· a perpetual need to find what is lost or missing which creates an insatiable appetite for more
· the constant need to defend and protect itself so that no one will see that it is lacking in some way
· the need to prove its worth and validate its existence
· thinking that there is something inherently wrong with its nature
· tension, stress and strain as it strives to maintain an acceptable identity that will secure the attention, acceptance, approval and affection it desires.
· a tendency towards feelings of envy and jealousy
· a filtering of all information through the lens of ‘how does this affect me?’ which results in a distorted view of reality
Because of this the ego invests a lot of time and effort into cultivating, maintaining and grooming a strong sense of self in order to mask its insecurities.
HOWEVER the truth is that no matter how carefully constructed our image of our self is it can be challenged at any moment and the confidence the ego feels in itself can be taken away in a blink of an eye. Success can turn to failure; achievements can fall away; acceptance can turn to rejection; approval to disapproval and wealth to poverty and when this happens the ego’s carefully placed mask drops away exposing large, raw areas of pain that have no where to hide.
This is when the pain body which is normally kept well under control is suddenly exposed.
Then angry and vulnerable the threatened ego releases the ‘bad wolf’ and depending on how severe the threat is perceived to be this wild animal can display behaviour that at best is mildly critical and at worse extremely violent. Rage, criticism, sulkiness; hostility, judgemental and threatening behaviours are all characteristic of the ‘bad wolf’ who, when under threat, will quite easily lash out at any one (including itself) who happens to get in the way. The ‘bad wolf’ will quite happily justify this behaviour and is adept at playing the blame game in order to make others out to be wrong so that he can feel right (self righteousness!)

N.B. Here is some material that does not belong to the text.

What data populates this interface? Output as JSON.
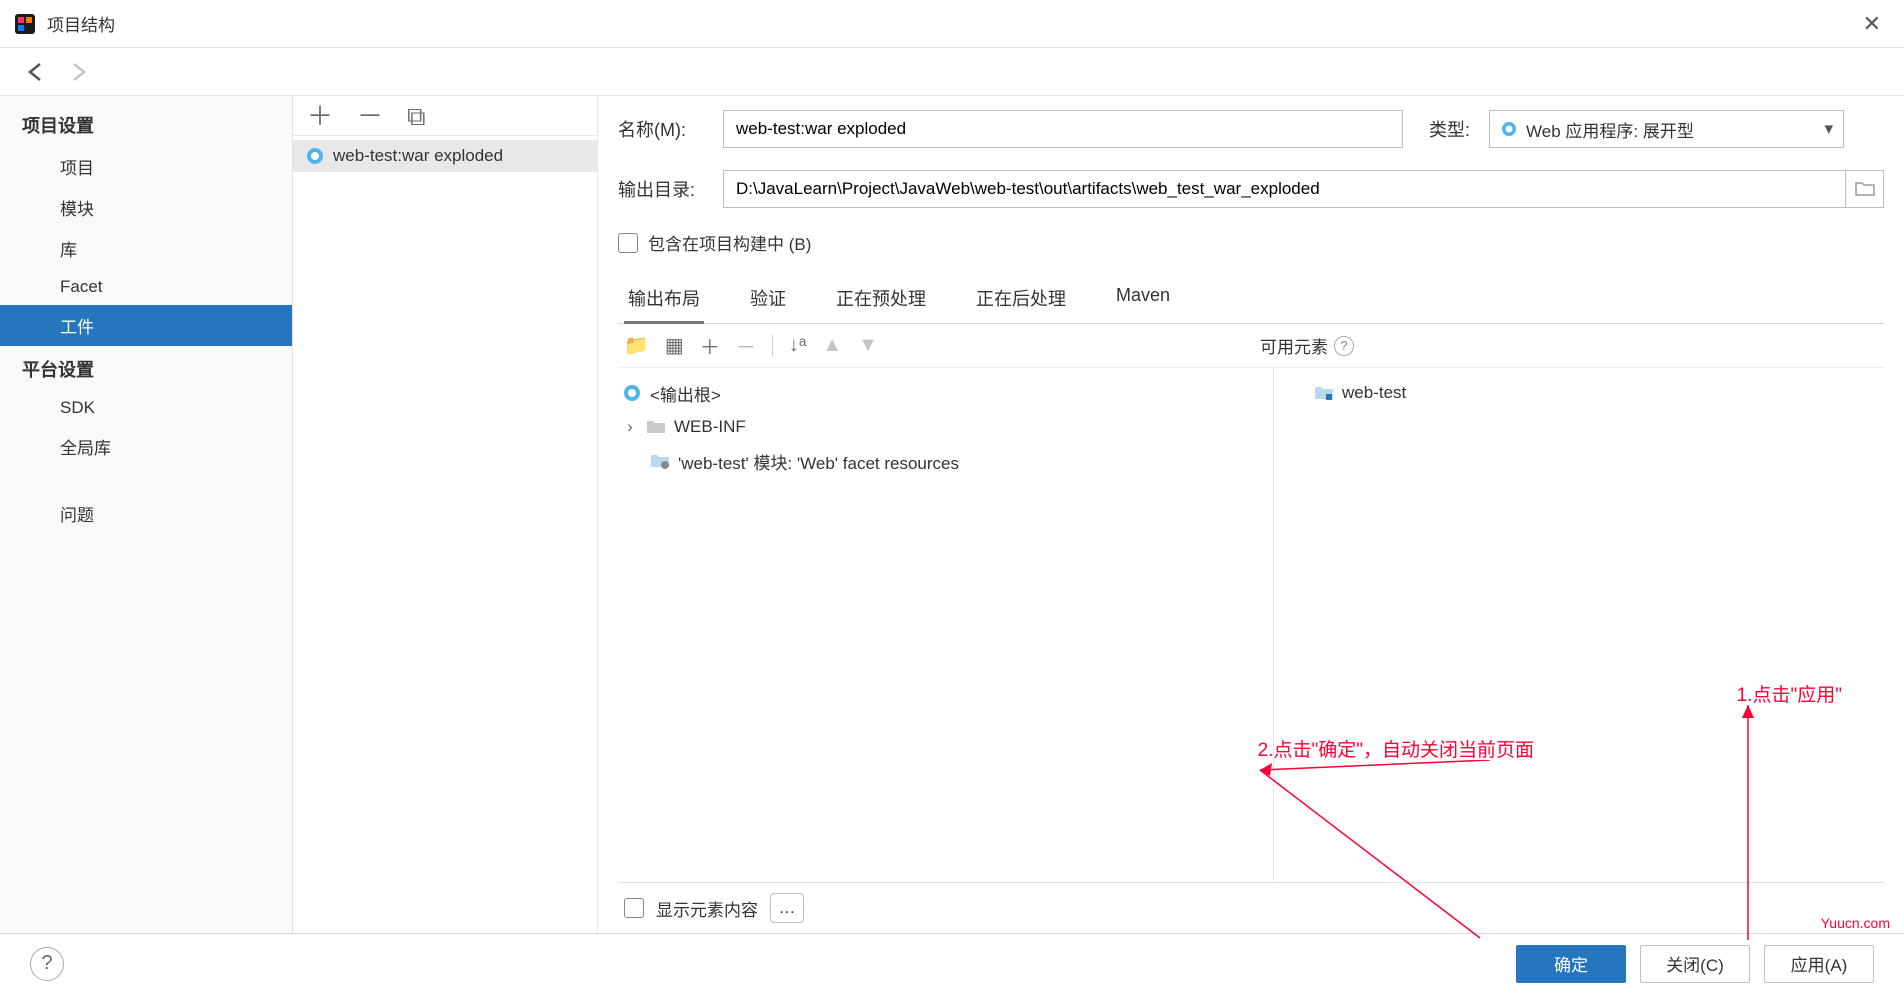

Afterwards, when the attack subsides the ‘bad wolf’ simply crawls back into its nicely created image of itself and gets on with life as normal as if nothing had happened......that is until the next time the ‘wolf’ is threatened and it rises up on the attack again!
All the time this is going on our faithful soul is still relaying messages to our ego. It is still trying to remind us that none of this matters, that there is no need for us to be so defensive, that we are more than our carefully constructed story of self BUT our bruised ego’s take no heed. They either don’t hear the messages or think them irrelevant to their cause or perhaps fear that they have too much to lose by listening to the soul and so stubbornly they carry on doing things their own way. Then the saying “If you keep on doing what you’ve always done you’ll keep on getting what you’ve always got” turns out to be true!

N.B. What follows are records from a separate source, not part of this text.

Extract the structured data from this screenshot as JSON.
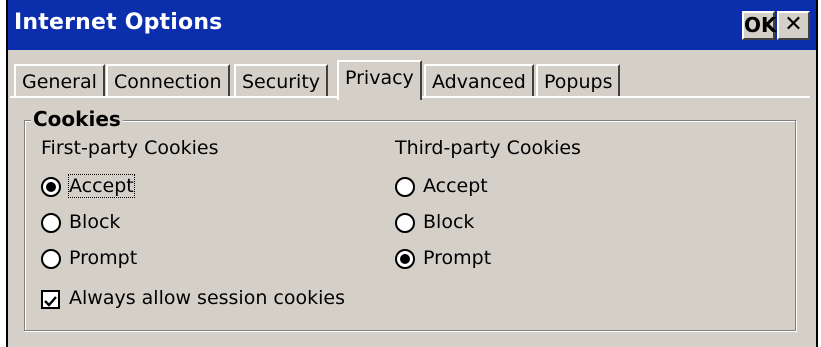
{
  "window": {
    "title": "Internet Options",
    "ok_label": "OK",
    "close_label": "✕"
  },
  "tabs": [
    {
      "label": "General"
    },
    {
      "label": "Connection"
    },
    {
      "label": "Security"
    },
    {
      "label": "Privacy",
      "selected": true
    },
    {
      "label": "Advanced"
    },
    {
      "label": "Popups"
    }
  ],
  "cookies": {
    "group_title": "Cookies",
    "first_party": {
      "heading": "First-party Cookies",
      "options": [
        "Accept",
        "Block",
        "Prompt"
      ],
      "selected": "Accept"
    },
    "third_party": {
      "heading": "Third-party Cookies",
      "options": [
        "Accept",
        "Block",
        "Prompt"
      ],
      "selected": "Prompt"
    },
    "session": {
      "label": "Always allow session cookies",
      "checked": true
    }
  }
}
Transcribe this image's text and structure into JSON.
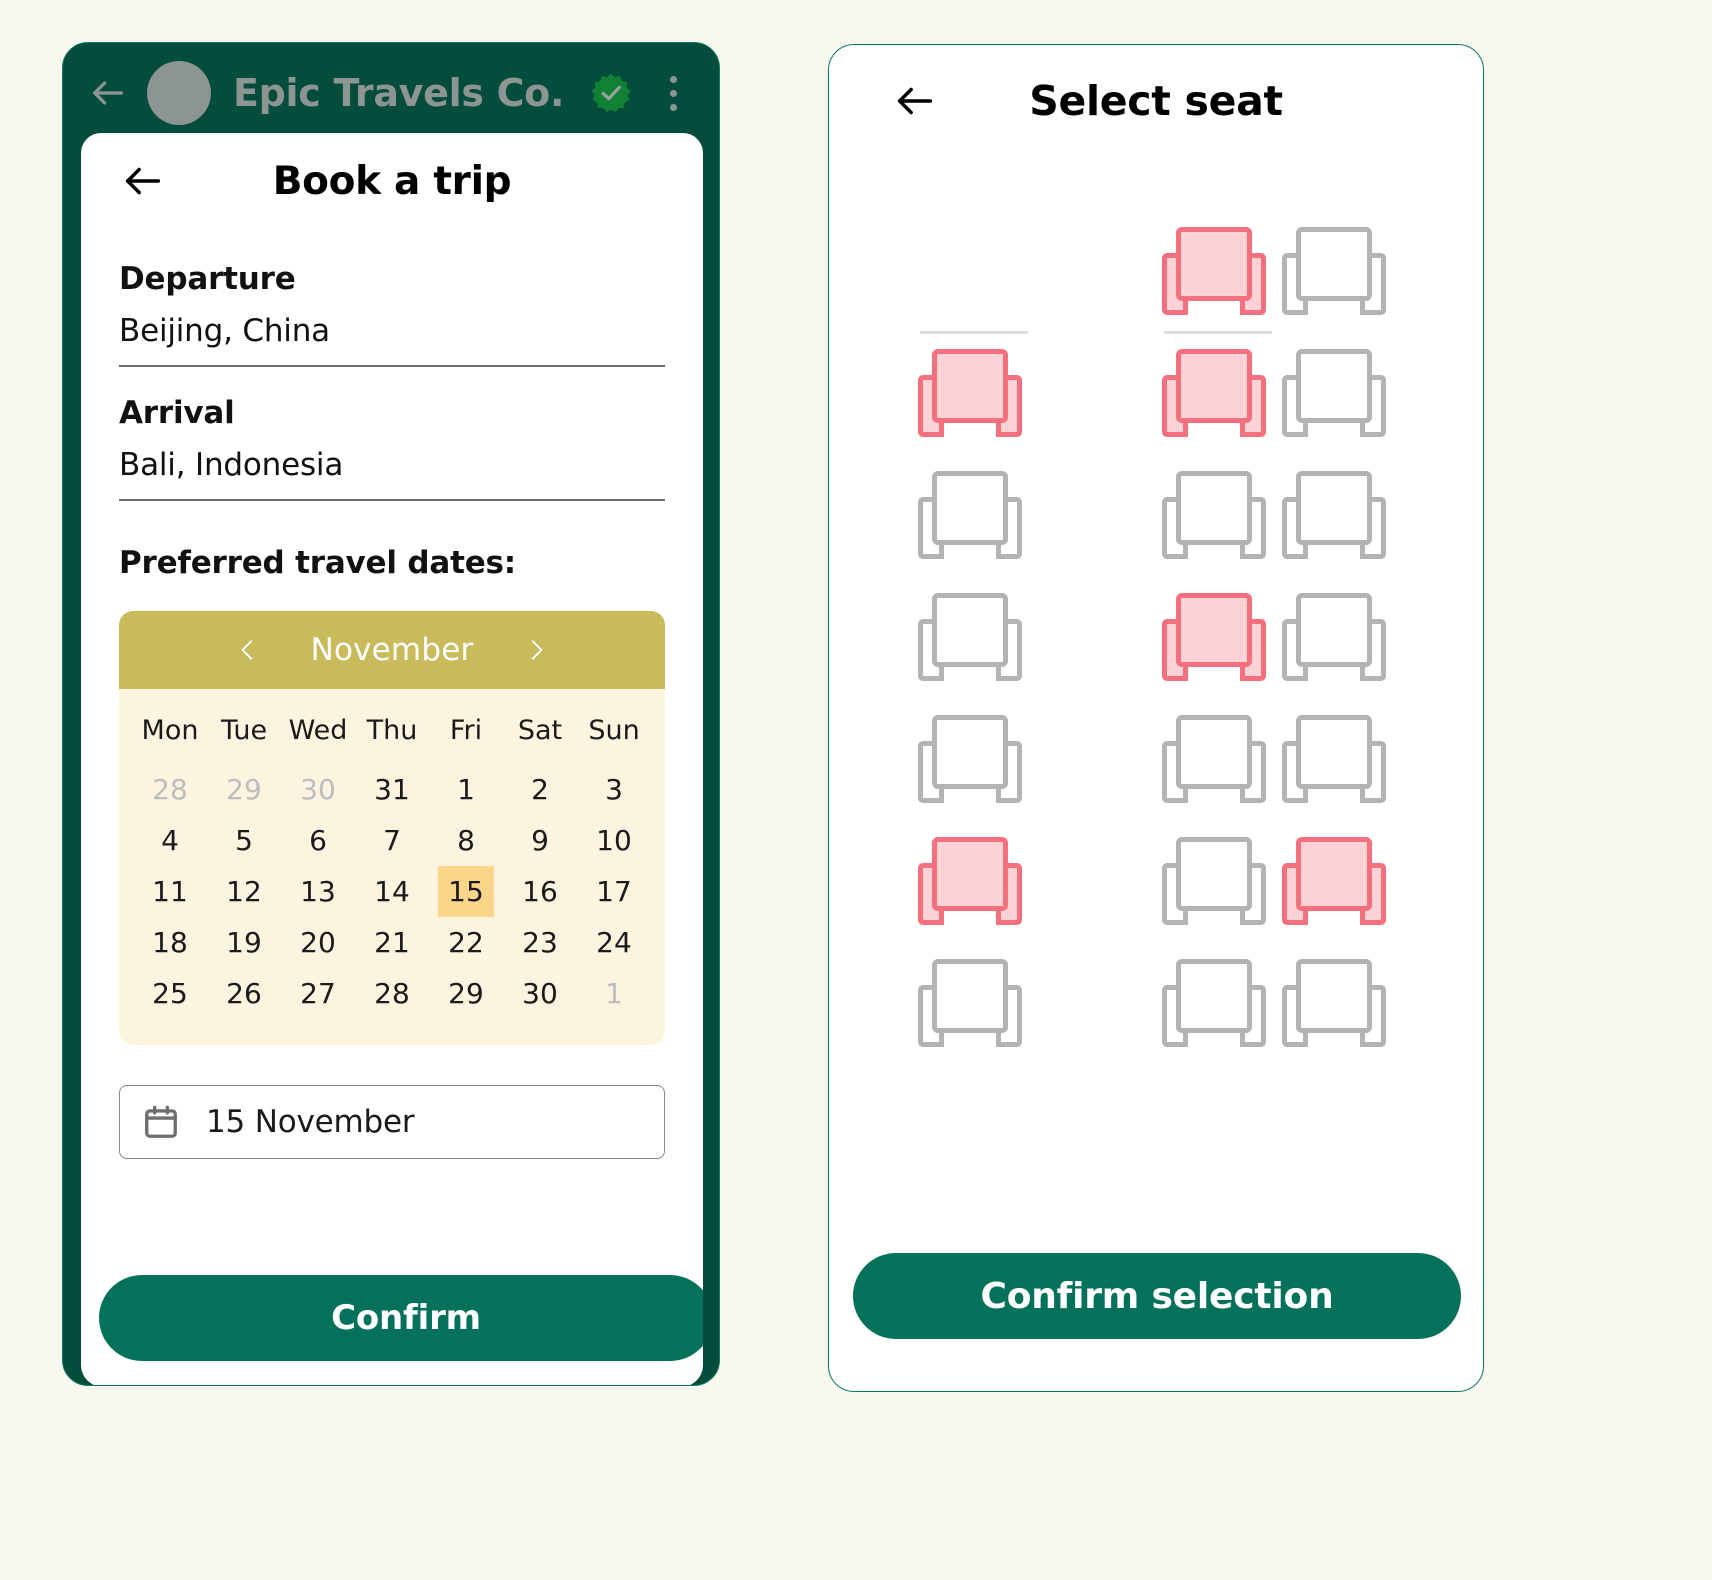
{
  "chat": {
    "contact_name": "Epic Travels Co.",
    "back_icon": "back-arrow-icon",
    "avatar_icon": "contact-avatar",
    "verified_icon": "verified-badge-icon",
    "menu_icon": "overflow-menu-icon",
    "header_bg": "#044c3c",
    "title_color": "#8d9593"
  },
  "book_trip": {
    "title": "Book a trip",
    "back_icon": "back-arrow-icon",
    "departure_label": "Departure",
    "departure_value": "Beijing, China",
    "arrival_label": "Arrival",
    "arrival_value": "Bali, Indonesia",
    "dates_label": "Preferred travel dates:",
    "confirm_label": "Confirm",
    "confirm_color": "#04715b"
  },
  "calendar": {
    "month": "November",
    "prev_icon": "chevron-left-icon",
    "next_icon": "chevron-right-icon",
    "header_bg": "#c9bb5c",
    "body_bg": "#fdf4e0",
    "selected_bg": "#fcd58a",
    "day_headers": [
      "Mon",
      "Tue",
      "Wed",
      "Thu",
      "Fri",
      "Sat",
      "Sun"
    ],
    "weeks": [
      [
        {
          "d": "28",
          "muted": true
        },
        {
          "d": "29",
          "muted": true
        },
        {
          "d": "30",
          "muted": true
        },
        {
          "d": "31",
          "muted": false
        },
        {
          "d": "1",
          "muted": false
        },
        {
          "d": "2",
          "muted": false
        },
        {
          "d": "3",
          "muted": false
        }
      ],
      [
        {
          "d": "4",
          "muted": false
        },
        {
          "d": "5",
          "muted": false
        },
        {
          "d": "6",
          "muted": false
        },
        {
          "d": "7",
          "muted": false
        },
        {
          "d": "8",
          "muted": false
        },
        {
          "d": "9",
          "muted": false
        },
        {
          "d": "10",
          "muted": false
        }
      ],
      [
        {
          "d": "11",
          "muted": false
        },
        {
          "d": "12",
          "muted": false
        },
        {
          "d": "13",
          "muted": false
        },
        {
          "d": "14",
          "muted": false
        },
        {
          "d": "15",
          "muted": false,
          "selected": true
        },
        {
          "d": "16",
          "muted": false
        },
        {
          "d": "17",
          "muted": false
        }
      ],
      [
        {
          "d": "18",
          "muted": false
        },
        {
          "d": "19",
          "muted": false
        },
        {
          "d": "20",
          "muted": false
        },
        {
          "d": "21",
          "muted": false
        },
        {
          "d": "22",
          "muted": false
        },
        {
          "d": "23",
          "muted": false
        },
        {
          "d": "24",
          "muted": false
        }
      ],
      [
        {
          "d": "25",
          "muted": false
        },
        {
          "d": "26",
          "muted": false
        },
        {
          "d": "27",
          "muted": false
        },
        {
          "d": "28",
          "muted": false
        },
        {
          "d": "29",
          "muted": false
        },
        {
          "d": "30",
          "muted": false
        },
        {
          "d": "1",
          "muted": true
        }
      ]
    ]
  },
  "date_field": {
    "icon": "calendar-icon",
    "value": "15 November"
  },
  "select_seat": {
    "title": "Select seat",
    "back_icon": "back-arrow-icon",
    "confirm_label": "Confirm selection",
    "confirm_color": "#04715b",
    "selected_color": "#f4707f",
    "available_color": "#b3b3b3",
    "columns": [
      {
        "name": "column-1",
        "seats": [
          {
            "row": 1,
            "state": "empty"
          },
          {
            "row": 2,
            "state": "selected",
            "divider": true
          },
          {
            "row": 3,
            "state": "available"
          },
          {
            "row": 4,
            "state": "available"
          },
          {
            "row": 5,
            "state": "available"
          },
          {
            "row": 6,
            "state": "selected"
          },
          {
            "row": 7,
            "state": "available"
          }
        ]
      },
      {
        "name": "column-2",
        "seats": [
          {
            "row": 1,
            "state": "selected"
          },
          {
            "row": 2,
            "state": "selected",
            "divider": true
          },
          {
            "row": 3,
            "state": "available"
          },
          {
            "row": 4,
            "state": "selected"
          },
          {
            "row": 5,
            "state": "available"
          },
          {
            "row": 6,
            "state": "available"
          },
          {
            "row": 7,
            "state": "available"
          }
        ]
      },
      {
        "name": "column-3",
        "seats": [
          {
            "row": 1,
            "state": "available"
          },
          {
            "row": 2,
            "state": "available"
          },
          {
            "row": 3,
            "state": "available"
          },
          {
            "row": 4,
            "state": "available"
          },
          {
            "row": 5,
            "state": "available"
          },
          {
            "row": 6,
            "state": "selected"
          },
          {
            "row": 7,
            "state": "available"
          }
        ]
      }
    ]
  }
}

Nothing changes this way.
Eventually though some-thing has to give; the pain carried by the ego becomes too much to bear and will no longer be satiated in the usual ways. The longing to be real; to feel safe; to rest and to experience something lasting spills out in a desperate cry for HELP!
This is a cry that NEVER goes unheard for it lands in the ears of the ever patient soul who moves instantly to make itself known.

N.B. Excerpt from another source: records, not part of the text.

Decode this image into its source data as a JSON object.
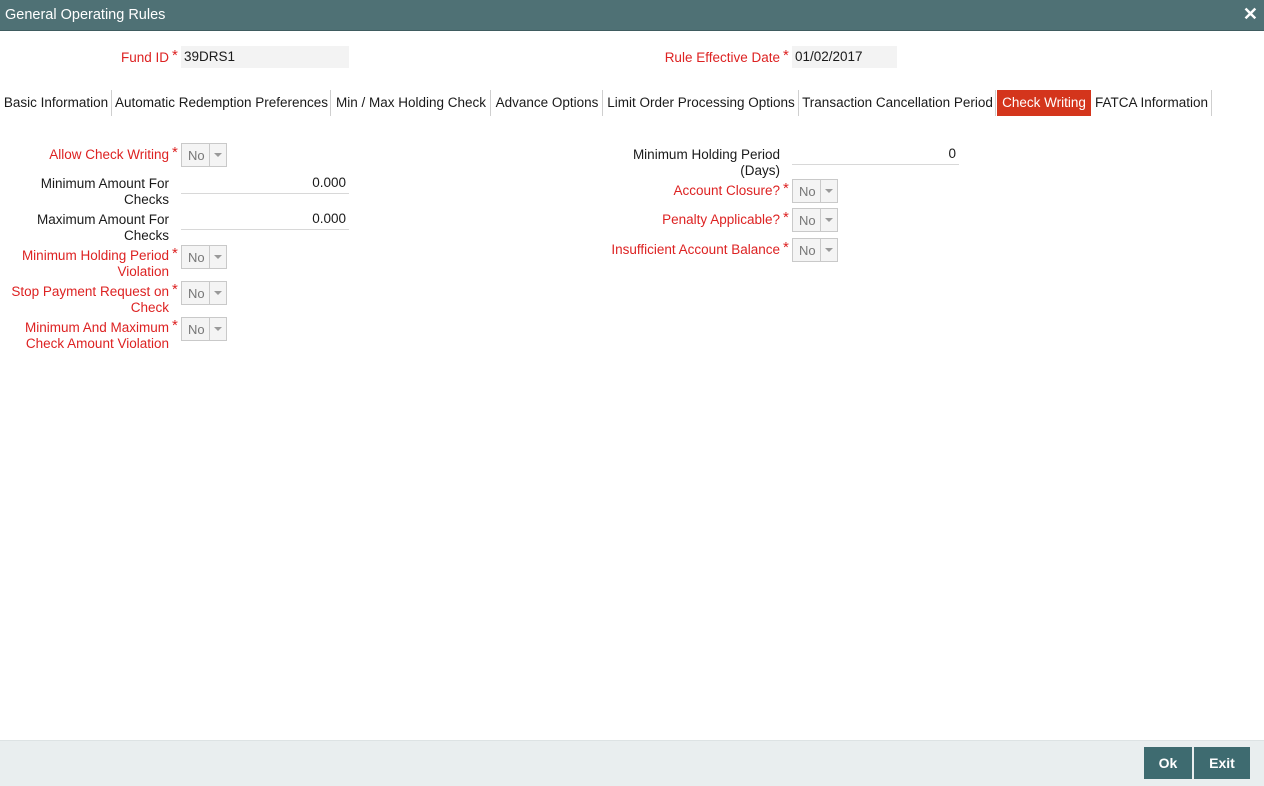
{
  "window": {
    "title": "General Operating Rules",
    "close_glyph": "✕"
  },
  "header": {
    "fund_id": {
      "label": "Fund ID",
      "value": "39DRS1"
    },
    "rule_effective_date": {
      "label": "Rule Effective Date",
      "value": "01/02/2017"
    }
  },
  "tabs": [
    {
      "label": "Basic Information"
    },
    {
      "label": "Automatic Redemption Preferences"
    },
    {
      "label": "Min / Max Holding Check"
    },
    {
      "label": "Advance Options"
    },
    {
      "label": "Limit Order Processing Options"
    },
    {
      "label": "Transaction Cancellation Period"
    },
    {
      "label": "Check Writing"
    },
    {
      "label": "FATCA Information"
    }
  ],
  "active_tab": "Check Writing",
  "left": {
    "allow_check_writing": {
      "label": "Allow Check Writing",
      "value": "No"
    },
    "min_amount": {
      "label_1": "Minimum Amount For",
      "label_2": "Checks",
      "value": "0.000"
    },
    "max_amount": {
      "label_1": "Maximum Amount For",
      "label_2": "Checks",
      "value": "0.000"
    },
    "min_holding_violation": {
      "label_1": "Minimum Holding Period",
      "label_2": "Violation",
      "value": "No"
    },
    "stop_payment": {
      "label_1": "Stop Payment Request on",
      "label_2": "Check",
      "value": "No"
    },
    "min_max_check_violation": {
      "label_1": "Minimum And Maximum",
      "label_2": "Check Amount Violation",
      "value": "No"
    }
  },
  "right": {
    "min_holding_days": {
      "label_1": "Minimum Holding Period",
      "label_2": "(Days)",
      "value": "0"
    },
    "account_closure": {
      "label": "Account Closure?",
      "value": "No"
    },
    "penalty_applicable": {
      "label": "Penalty Applicable?",
      "value": "No"
    },
    "insufficient_balance": {
      "label": "Insufficient Account Balance",
      "value": "No"
    }
  },
  "footer": {
    "ok_label": "Ok",
    "exit_label": "Exit"
  },
  "colors": {
    "titlebar": "#4f7175",
    "active_tab": "#d4351c",
    "required": "#dd2222",
    "button": "#3e6b70"
  }
}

This is when the dance of the two wolves’ begins to move into a new level of consciousness.
This is when life begins to get REALLY interesting.
Thank you for reading this post. If you have any thoughts regarding the Beauty and the Beast please feel free to share them by posting them in the comment boxes below.
The opinions I express here are my own. However I offer them with the word 'syat' next to them. 'Syat' is a word used by the Jain Tribe in India which means 'To the best of my knowledge SO FAR.' In the spirit of openness I invite comments from anyone whether you agree with my point of view or not. In this way we can all learn and grow together. Thank you.